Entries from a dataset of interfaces
== == ==
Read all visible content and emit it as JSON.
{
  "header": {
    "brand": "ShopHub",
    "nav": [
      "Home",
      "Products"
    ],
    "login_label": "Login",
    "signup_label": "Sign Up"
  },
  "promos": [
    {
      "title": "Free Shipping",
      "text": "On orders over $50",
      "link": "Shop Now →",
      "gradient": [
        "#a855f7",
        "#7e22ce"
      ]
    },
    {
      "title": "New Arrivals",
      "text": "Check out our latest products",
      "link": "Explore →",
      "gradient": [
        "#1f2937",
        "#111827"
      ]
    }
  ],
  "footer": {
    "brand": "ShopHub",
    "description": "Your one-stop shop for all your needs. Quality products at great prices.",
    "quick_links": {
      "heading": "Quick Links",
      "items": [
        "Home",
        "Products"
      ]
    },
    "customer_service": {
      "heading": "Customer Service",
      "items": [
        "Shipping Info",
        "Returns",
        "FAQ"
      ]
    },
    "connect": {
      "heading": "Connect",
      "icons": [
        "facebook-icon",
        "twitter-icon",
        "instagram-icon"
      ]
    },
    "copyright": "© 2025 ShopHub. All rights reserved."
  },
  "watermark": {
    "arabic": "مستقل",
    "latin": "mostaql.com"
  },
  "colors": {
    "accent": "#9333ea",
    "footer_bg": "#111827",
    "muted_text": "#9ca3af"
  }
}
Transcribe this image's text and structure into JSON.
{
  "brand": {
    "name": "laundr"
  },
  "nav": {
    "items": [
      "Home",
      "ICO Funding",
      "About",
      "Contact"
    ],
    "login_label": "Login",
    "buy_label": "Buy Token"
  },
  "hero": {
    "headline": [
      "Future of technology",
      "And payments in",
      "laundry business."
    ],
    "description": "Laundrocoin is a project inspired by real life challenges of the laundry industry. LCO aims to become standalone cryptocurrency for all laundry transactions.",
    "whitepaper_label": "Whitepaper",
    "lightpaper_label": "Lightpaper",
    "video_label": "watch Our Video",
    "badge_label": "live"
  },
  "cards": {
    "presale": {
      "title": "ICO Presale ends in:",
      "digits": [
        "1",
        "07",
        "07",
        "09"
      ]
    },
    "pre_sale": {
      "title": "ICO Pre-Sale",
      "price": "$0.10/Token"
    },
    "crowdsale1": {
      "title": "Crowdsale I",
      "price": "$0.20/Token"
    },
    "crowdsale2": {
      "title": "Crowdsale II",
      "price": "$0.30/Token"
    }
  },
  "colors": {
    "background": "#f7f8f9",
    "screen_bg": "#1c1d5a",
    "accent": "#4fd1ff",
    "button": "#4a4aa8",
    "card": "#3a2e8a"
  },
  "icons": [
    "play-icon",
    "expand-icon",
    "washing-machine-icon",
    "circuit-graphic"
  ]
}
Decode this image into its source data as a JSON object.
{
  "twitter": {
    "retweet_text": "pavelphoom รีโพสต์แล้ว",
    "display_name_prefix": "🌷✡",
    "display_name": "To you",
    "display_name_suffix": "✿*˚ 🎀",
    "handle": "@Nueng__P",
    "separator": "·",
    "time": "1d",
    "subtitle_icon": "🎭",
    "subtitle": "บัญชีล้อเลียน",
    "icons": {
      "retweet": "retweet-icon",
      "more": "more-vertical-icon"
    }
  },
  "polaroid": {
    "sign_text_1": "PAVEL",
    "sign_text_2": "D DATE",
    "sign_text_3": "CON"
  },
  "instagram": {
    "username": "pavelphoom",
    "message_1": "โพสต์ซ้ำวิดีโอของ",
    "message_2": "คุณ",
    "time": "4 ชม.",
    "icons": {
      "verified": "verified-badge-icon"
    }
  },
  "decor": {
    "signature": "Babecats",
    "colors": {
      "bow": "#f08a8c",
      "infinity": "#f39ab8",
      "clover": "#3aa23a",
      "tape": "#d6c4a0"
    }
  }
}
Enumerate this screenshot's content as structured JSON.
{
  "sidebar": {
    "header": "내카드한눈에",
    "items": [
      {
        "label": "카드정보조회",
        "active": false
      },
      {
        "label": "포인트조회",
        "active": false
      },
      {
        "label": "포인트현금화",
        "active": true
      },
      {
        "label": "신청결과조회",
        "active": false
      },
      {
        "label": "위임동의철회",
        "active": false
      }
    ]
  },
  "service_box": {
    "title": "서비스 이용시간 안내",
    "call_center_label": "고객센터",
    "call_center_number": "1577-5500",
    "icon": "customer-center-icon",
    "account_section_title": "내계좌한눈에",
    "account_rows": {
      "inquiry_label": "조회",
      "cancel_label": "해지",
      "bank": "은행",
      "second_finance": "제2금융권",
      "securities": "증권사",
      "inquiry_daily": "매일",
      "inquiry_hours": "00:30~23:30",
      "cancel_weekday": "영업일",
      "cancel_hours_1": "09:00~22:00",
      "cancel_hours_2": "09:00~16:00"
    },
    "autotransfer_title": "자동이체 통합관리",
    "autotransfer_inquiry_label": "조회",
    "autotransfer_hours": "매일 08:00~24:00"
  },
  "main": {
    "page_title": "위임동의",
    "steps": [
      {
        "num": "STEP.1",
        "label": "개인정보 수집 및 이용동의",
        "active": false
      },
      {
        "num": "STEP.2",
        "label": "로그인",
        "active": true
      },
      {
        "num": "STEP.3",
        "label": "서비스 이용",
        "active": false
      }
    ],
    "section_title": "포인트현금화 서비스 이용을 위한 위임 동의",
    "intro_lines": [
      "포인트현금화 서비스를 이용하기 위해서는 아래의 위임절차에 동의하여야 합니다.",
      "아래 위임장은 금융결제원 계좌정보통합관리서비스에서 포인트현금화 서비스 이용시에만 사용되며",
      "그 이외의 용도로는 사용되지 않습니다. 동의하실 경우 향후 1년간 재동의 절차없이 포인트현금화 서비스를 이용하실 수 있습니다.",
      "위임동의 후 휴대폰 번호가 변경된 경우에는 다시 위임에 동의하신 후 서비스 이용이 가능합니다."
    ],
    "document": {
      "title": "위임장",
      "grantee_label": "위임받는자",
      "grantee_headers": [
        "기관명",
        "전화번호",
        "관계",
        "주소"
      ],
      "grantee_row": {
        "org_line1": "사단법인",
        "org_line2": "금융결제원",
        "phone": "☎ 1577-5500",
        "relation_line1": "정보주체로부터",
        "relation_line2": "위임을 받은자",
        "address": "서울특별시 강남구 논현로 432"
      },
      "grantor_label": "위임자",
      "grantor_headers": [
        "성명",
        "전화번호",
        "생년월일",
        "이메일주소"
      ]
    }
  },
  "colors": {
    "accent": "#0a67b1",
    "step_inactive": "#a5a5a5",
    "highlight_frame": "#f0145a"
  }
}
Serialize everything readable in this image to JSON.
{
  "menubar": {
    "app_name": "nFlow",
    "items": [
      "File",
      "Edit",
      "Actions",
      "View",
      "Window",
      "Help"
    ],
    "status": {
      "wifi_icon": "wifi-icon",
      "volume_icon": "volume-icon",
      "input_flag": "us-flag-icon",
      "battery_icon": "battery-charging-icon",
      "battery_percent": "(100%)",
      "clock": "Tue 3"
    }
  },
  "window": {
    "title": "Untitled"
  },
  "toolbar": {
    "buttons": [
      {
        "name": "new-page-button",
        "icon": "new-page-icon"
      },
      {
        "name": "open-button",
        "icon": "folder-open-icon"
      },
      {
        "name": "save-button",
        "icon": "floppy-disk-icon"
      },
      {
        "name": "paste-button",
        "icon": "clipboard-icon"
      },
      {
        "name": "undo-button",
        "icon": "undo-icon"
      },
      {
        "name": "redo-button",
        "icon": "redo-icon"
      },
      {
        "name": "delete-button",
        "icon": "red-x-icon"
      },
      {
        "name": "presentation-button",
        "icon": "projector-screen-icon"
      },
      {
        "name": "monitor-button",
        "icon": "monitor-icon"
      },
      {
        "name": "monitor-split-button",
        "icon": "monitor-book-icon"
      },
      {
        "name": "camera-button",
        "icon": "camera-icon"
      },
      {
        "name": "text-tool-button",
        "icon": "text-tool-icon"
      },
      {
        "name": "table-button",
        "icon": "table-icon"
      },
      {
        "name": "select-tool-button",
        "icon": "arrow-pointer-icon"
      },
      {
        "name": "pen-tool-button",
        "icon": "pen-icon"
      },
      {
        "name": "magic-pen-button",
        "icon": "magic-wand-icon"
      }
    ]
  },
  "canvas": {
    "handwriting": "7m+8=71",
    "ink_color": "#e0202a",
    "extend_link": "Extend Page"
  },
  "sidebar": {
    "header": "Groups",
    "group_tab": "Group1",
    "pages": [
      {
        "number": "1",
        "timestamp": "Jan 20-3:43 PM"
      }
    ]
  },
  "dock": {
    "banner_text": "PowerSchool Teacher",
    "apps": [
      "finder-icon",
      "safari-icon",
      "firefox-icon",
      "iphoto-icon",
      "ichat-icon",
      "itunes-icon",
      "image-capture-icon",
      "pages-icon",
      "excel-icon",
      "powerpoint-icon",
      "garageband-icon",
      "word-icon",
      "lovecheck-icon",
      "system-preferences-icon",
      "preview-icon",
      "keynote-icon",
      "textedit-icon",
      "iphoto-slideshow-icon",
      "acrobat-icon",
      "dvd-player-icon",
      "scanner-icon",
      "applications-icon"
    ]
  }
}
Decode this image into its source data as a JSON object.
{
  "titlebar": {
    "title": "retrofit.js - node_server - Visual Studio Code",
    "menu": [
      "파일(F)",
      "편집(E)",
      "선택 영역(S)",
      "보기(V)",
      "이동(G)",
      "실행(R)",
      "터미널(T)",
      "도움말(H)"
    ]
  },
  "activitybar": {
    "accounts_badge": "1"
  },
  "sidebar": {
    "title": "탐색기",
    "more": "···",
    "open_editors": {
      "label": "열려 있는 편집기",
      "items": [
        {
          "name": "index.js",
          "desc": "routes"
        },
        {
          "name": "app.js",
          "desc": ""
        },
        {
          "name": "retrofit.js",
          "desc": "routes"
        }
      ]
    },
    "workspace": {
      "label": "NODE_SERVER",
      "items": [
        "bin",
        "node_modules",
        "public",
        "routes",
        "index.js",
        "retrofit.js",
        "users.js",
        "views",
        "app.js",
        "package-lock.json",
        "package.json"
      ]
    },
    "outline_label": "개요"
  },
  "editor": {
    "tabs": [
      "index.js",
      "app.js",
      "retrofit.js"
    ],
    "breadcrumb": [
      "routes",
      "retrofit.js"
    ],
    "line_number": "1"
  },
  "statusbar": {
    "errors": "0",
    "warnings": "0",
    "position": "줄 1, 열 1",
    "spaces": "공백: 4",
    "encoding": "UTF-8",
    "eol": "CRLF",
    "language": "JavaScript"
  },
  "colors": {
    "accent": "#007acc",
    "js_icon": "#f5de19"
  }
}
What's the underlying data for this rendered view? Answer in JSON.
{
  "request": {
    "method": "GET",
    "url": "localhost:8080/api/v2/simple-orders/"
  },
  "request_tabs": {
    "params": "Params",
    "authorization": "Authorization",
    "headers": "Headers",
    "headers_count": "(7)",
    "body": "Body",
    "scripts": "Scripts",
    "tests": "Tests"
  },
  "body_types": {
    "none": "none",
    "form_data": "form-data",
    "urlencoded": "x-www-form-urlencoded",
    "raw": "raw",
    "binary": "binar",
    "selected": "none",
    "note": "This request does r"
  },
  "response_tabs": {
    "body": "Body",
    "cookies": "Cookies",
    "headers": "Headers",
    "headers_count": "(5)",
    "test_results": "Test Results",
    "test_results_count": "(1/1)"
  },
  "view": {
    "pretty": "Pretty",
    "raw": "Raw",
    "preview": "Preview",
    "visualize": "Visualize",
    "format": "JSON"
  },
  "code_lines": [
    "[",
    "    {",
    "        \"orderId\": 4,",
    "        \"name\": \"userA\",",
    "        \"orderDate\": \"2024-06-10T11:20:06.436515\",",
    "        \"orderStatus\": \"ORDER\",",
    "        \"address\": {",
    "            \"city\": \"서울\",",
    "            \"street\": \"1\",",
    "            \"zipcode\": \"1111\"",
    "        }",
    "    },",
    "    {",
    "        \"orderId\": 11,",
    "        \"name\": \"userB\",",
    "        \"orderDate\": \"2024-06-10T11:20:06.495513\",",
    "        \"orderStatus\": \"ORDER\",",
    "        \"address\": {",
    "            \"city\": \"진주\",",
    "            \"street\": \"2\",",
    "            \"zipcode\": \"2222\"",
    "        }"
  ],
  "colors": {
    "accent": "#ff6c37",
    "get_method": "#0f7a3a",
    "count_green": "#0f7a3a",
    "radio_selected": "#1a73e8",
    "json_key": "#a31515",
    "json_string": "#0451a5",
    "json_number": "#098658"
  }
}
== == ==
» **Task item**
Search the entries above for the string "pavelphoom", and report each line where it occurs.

» **Exercise output**
    "retweet_text": "pavelphoom รีโพสต์แล้ว",
    "username": "pavelphoom",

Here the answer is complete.